Non-native Crab Species
Crabs are prolific breeders and predators, so any non-native crabs compete with native crabs for food and habitat, and increase the pressure on other prey organisms. In large numbers, they can cause ecologic and economic problems, particularly for shellfish. Two species of crabs are of special concern in the Pacific Northwest: the European Green Crab (Carcinus maenus), and the Chinese Mitten crab (Eriochir sinensis).
A captured European Green Crab, picture courtesy of Pacific States Marine Fisheries Commission.
Chinese mitten crabs are easily identified because their claws are hairy. The juveniles spend up to two years in freshwater before migrating downstream to spawn in the saline estuaries. Since they live in both salt and freshwater during various life stages, they can potentially impact both habitats. As juveniles, mitten crabs eat mainly vegetation, but adults will also consume invertebrates, particularly worms and clams. Crabs also eat salmon eggs, which could pose a problem for successful spawning, and they burrow into dikes and riverbanks, causing instability and erosion. The crab is also a potential human health concern, because it is a host for the Oriental lung fluke. Mitten crabs are at home on land, and if blocked by barriers during migration, they will readily move out of the water to bypass them. Females can carry up to a million eggs, and populations can expand quickly, impacting both recreational and commercial fisheries. Mitten crabs were first noticed on the west coast by San Francisco Bay shrimp trawlers in 1992, and their range is expanding. The west coast introduction pathway is unclear, but a deliberate introduction to start a fishery is suspected.
The green crab is an adaptable voracious predator. It can colonize a wide variety of habitats, and has the potential to alter any ecosystem it invades. A small shore crab of varied, but usually mottled, green color, it is one of the most successful estuarine invaders, and has established populations on five continents. The green crab eats a wide range of foods, including plants, insects, clams, oysters, worms, snails, mussels, chitons, urchins, sea stars, other crabs, and fish. It preys heavily on bivalves, and it is able to open them more efficiently than most other crabs. It is blamed for collapse of the Maine soft shell clam industry, and it potentially presents a significant threat to Pacific Northwest shellfish culture. First discovered on the west coast in San Francisco Bay, in 1989, it has since spread into Oregon (1997), Washington (1998) and British Columbia (1999). This coast-wide colonization has been correlated with an El Nino event of strong northward currents in 1997-98, but there are least three possible mechanisms of Pacific Northwest of introduction: planktonic larvae from populations in California, transplant of oysters and other shellfish, and ballast water.

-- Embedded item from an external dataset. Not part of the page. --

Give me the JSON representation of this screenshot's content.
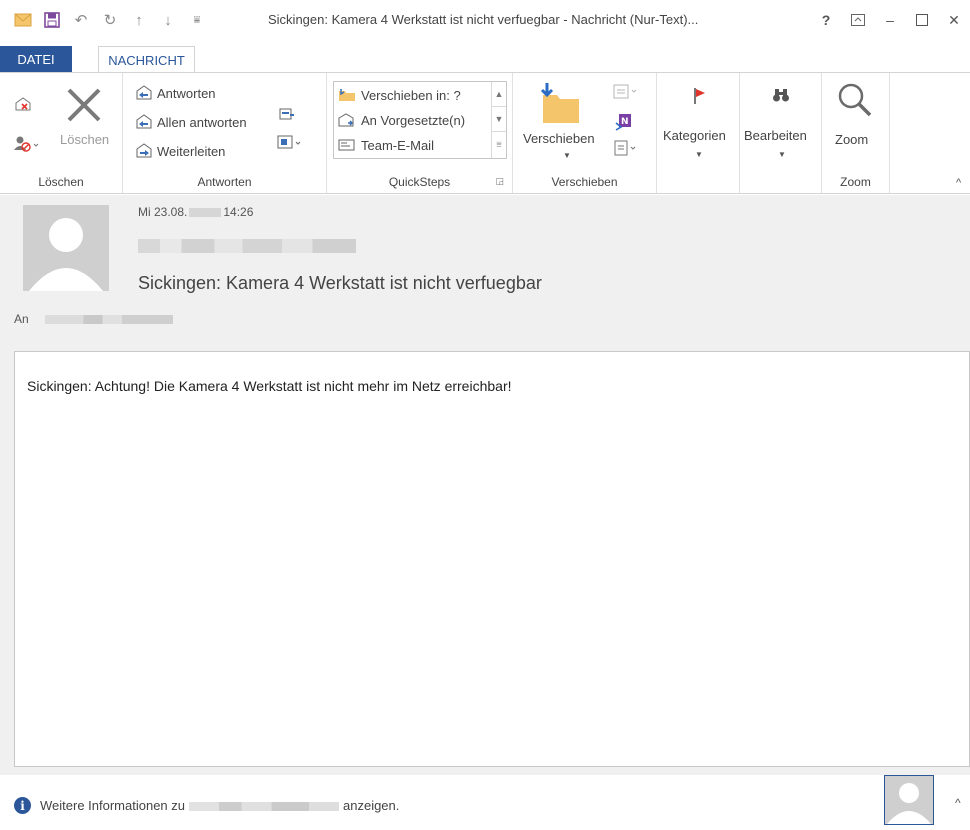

Status in the Pacific Northwest:
Under the Lacey Act, it is illegal to import eggs or live green or mitten crabs into the United States, and it is also illegal to transport or possess them in Washington and Oregon. As of 2008, only 11 dozen mitten crabs have been found on the east coast, but they have been caught by the thousands in California, where nearby rivers and fisheries have been impacted by clogged fish screens, eroded banks and levees, and damaged fish nets. One was also found in the Columbia River in 1997, but no established population has been found.
Green crabs are present along the Washington and Oregon coast, but not in the numbers that have caused such problems elsewhere. In 1998, Washington established a Green Crab Task Force, started a volunteer monitoring program, and set up traps in Willapa Bay and Grays Harbor to keep the population in check. Green crabs are abundant on the west coast of Vancouver Island, and every embayment on the west side of the island appears to be infested. There is concern that if they spread further north and around the island, they may be able to enter Puget Sound via the Strait of Georgia. There are also concerns that the crabs will invade Alaska. EPA has developed a bioeconomic tool for estimating economic impacts of aquatic invasive species, in this case green crab, that should be available in April, 2008. The tool estimates both market and non-market economic impacts, and the case study shows different impacts on U.S. east and west coasts.
What can you do?
If you find a green or mitten crab, catch it or photograph it if possible, note the location and date, and contact the appropriate state agency:
In Washington: 1-360-902-2700 (ANS Coordinator)
In Oregon: 1-866 INVADER (hotline)
In Alaska: 1-877 INVASIVE (hotline)
The links provided may be outside the EPA.gov domain.
ID guide comparing Green and Mitten crabs with native species
EPA study: Estimating Economics of European green crab:
(study to be released April, 2008. Contact Marilyn Katz for more information)
Mitten Crab Fact sheets
Green Crab Fact Sheets and profiles
Green Crab Identification
Green Research links